I couldn’t hand the baby over to her parents yet because her umbilical cord was still connected to the placenta, which was still inside my uterus. I was comfortable for the time being, but I knew that would come to an end soon. In a few minutes, the cramps would start to pulse and rage throughout my uterus and would not subside until I delivered the placenta.
I dreaded that part more than I dreaded pushing a baby out. (This was true only once I’d already pushed the baby out. Prior to that point, I’m sure I’d tell you that delivering a baby was worse. It’s all relative to the moment you’re in the middle of in childbirth.) Although the placenta was smaller, softer and more flexible than a baby (there was no skull or collarbones to negotiate through my pelvis), I always found it more difficult to deliver. I’m not sure why, though maybe it’s because of the intense cramping and the delayed urge to push.

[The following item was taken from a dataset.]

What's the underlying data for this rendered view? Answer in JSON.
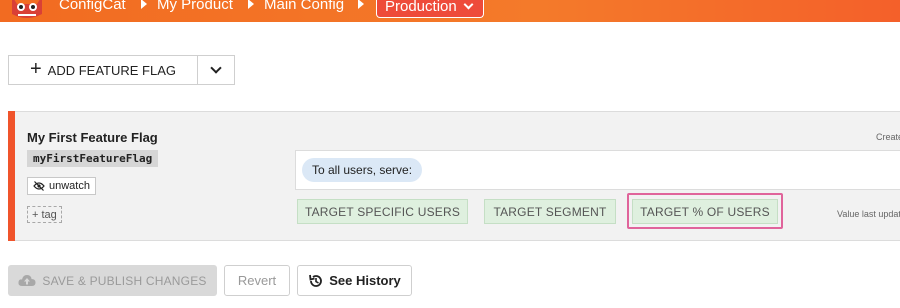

Or of course it could be the physical reticence of another foreign object having to travel the same path that the baby just did and the muscle memory of the pain from just minutes ago. I’m not entirely sure why but for whatever reason, the time between me getting the urge to push out the placenta and it actually evacuating my body are moments that are filled with panic and dread. Even the distraction of the baby, which I try to use to my best advantage, isn’t enough to overcome the mini-breakdown I’d always manage to have until the second that two pound mound of tissue finally plops out of me.